Excerpt: Our review of UFC Undisputed 2009 was a very positive affair. Not only did we get hooked on a game that married traditional fighting games with more depth and strategy but I personally got hooked on the sport itself. Sports sims have a tendency to add a couple of features and update rosters, add a bit of spit of polish and get released as a full price title when in fact the level of advancement can sometimes be only justified as DLC.
Excerpt: The biggest problem with the core gameplay is the control setup. The console versions made use of every button on the 360 and PS3 pads, and the PSP only has one analog stick, and it can’t be clicked in, so right off the bat, you know concessions are simply going to have to be made to get the game on the PSP - either in the form of reducing the amount of things you can do or in double up some buttons to make up for the lack of buttons compared to the console pads.
Excerpt: The console incarnation of UFC Undisputed 2010 delivered the best gaming MMA experience yet, so its portable incarnation is being held up to a pretty high standard. Unfortunately, the pocket-sized version of the game doesn’t come close to equaling the experience found in its console brethren in any area. Some parts of the game are more accurately recreated than others, but the experience as a whole isn’t nearly as satisfying as it is in the full console versions.
Excerpt: I am a huge fan of fighting games of all varieties, so naturally, a game based on real-life fighting would appeal to me. While last year's UFC Undisputed 2009 was not really my cup of tea, the 2010 iteration marks one of the most massive improvements to an annual franchise that I have ever witnessed. So, you wanna be a fighter?
Conclusion: Despite these additions UFC Undisputed 2010 doesn’t really go out and try re-invent the wheel but it can be said that by building on last year’s solid foundations, there was never any need to. It is certainly a more nuanced, complete version of an already deep fighting system – which may result in a higher barrier of entry for newcomers, something that’s true of any successful fighter.

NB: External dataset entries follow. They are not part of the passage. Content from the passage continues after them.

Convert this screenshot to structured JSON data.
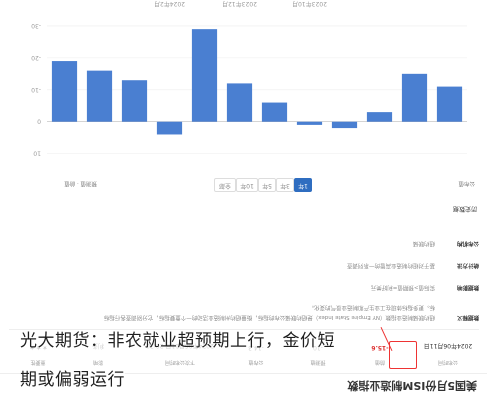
{
  "page": {
    "title": "美国5月份ISM制造业指数"
  },
  "summary": {
    "cells": [
      {
        "label": "公布时间",
        "value": "2024年06月11日",
        "red": false
      },
      {
        "label": "前值",
        "value": "-15.6",
        "red": true
      },
      {
        "label": "预测值",
        "value": "-10",
        "red": false
      },
      {
        "label": "公布值",
        "value": "-14.3",
        "red": false
      },
      {
        "label": "下次公布时间",
        "value": "2024年06月11日 20:30",
        "red": false
      },
      {
        "label": "影响",
        "value": "利多",
        "red": false
      },
      {
        "label": "重要性",
        "value": "★★★",
        "red": false
      }
    ]
  },
  "definitions": [
    {
      "key": "数据释义",
      "value": "纽约联储制造业指数（NY Empire State Index）是纽约联储公布的指标，衡量纽约州制造业活动的一个重要指标，它分别调查各行指标"
    },
    {
      "key": "",
      "value": "标。更多指标体现在工业生产和制造业景气的变化。"
    },
    {
      "key": "数据影响",
      "value": "实际值>预期值=利好美元"
    },
    {
      "key": "统计方法",
      "value": "基于对纽约制造业高管的一系列调查"
    },
    {
      "key": "公布机构",
      "value": "纽约联储"
    }
  ],
  "history": {
    "title": "历史数据",
    "tabs": [
      "1年",
      "3年",
      "5年",
      "10年",
      "全部"
    ],
    "active_tab": "1年",
    "legend_left": "公布值",
    "legend_right": "预测值 · 前值"
  },
  "chart_data": {
    "type": "bar",
    "categories": [
      "2023年6月",
      "2023年7月",
      "2023年8月",
      "2023年9月",
      "2023年10月",
      "2023年11月",
      "2023年12月",
      "2024年1月",
      "2024年2月",
      "2024年3月",
      "2024年4月",
      "2024年5月"
    ],
    "values": [
      -11,
      -15,
      -3,
      2,
      1,
      -6,
      -12,
      -29,
      4,
      -13,
      -16,
      -19
    ],
    "ylim": [
      -35,
      12
    ],
    "y_ticks": [
      10,
      0,
      -10,
      -20,
      -30
    ],
    "x_ticks_shown": [
      "2023年10月",
      "2023年12月",
      "2024年2月"
    ],
    "bar_color": "#4a7fd1"
  },
  "overlay": {
    "line1": "光大期货：非农就业超预期上行，金价短",
    "line2": "期或偏弱运行"
  }
}
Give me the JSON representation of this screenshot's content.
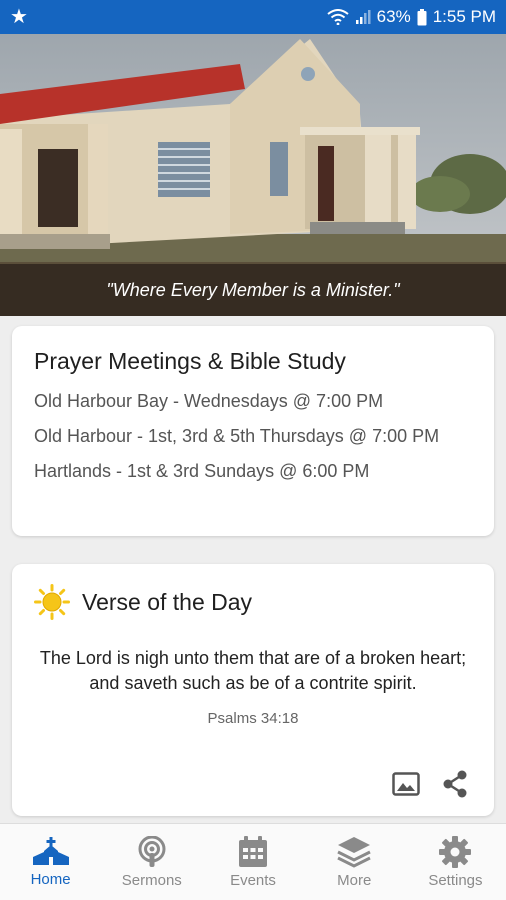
{
  "status_bar": {
    "notification_icon": "star-icon",
    "battery": "63%",
    "time": "1:55 PM"
  },
  "hero": {
    "tagline": "\"Where Every Member is a Minister.\""
  },
  "prayer_card": {
    "title": "Prayer Meetings & Bible Study",
    "items": [
      "Old Harbour Bay - Wednesdays @ 7:00 PM",
      "Old Harbour - 1st, 3rd & 5th Thursdays @ 7:00 PM",
      "Hartlands - 1st & 3rd Sundays @ 6:00 PM"
    ]
  },
  "verse_card": {
    "title": "Verse of the Day",
    "verse": "The Lord is nigh unto them that are of a broken heart; and saveth such as be of a contrite spirit.",
    "reference": "Psalms 34:18"
  },
  "tabs": [
    {
      "label": "Home",
      "icon": "church-icon",
      "active": true
    },
    {
      "label": "Sermons",
      "icon": "podcast-icon",
      "active": false
    },
    {
      "label": "Events",
      "icon": "calendar-icon",
      "active": false
    },
    {
      "label": "More",
      "icon": "layers-icon",
      "active": false
    },
    {
      "label": "Settings",
      "icon": "gear-icon",
      "active": false
    }
  ],
  "colors": {
    "primary": "#1565c0",
    "inactive": "#8a8a8a",
    "background": "#eeeeee"
  }
}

Excerpt: Jumping into UFC 2010 Undisputed feels a bit like your first day back at school after the summer holidays. You recognise a few faces and the general layout of everything, but there's also a surprising amount that's changed, too. The world has evolved, and if you get cocky and try to do things the old way, you might find yourself being brought back to earth with a bump. Also, there are big boys (well, men really) who push you around and put you in painful headlocks.
Excerpt: As a first-year product, UFC 2009 Undisputed was a fantastic start for the Mixed Martial Arts series. It accurately recreated the hard-hitting sport, with a solid stand-up game, plenty of depth and strategy to the ground and pound and its vicious submissions; an impressive bevy of fighters, and competent single player and multiplayer options. Its only problematic flaws came from some unwieldy controls and a severe lack of beneficial tutorials.
Excerpt: On the one hand, UFC Undisputed 2010 for the PSP is pretty impressive because it nearly replicates the console version of the game. On the other, UFC Undisputed 2010 has some issues because it nearly replicates the console version of the game. In taking the mixed martial arts fighter mobile, developer Yuke's opted to port the home game to the PSP rather than to create a version designed from the beginning for portable play.
Excerpt: The first thing you get from Demon’s Souls in its intro is a sense of bleakness. Then, during the tutorial that involves killing you, you get hopelessness. By the time you’re actually playing the game you’re probably suicidal. Praise for Demon’s Souls seems to come from the fact that people aren’t used to games with such a western feel coming from Japanese developers, especially when that developer is From Software.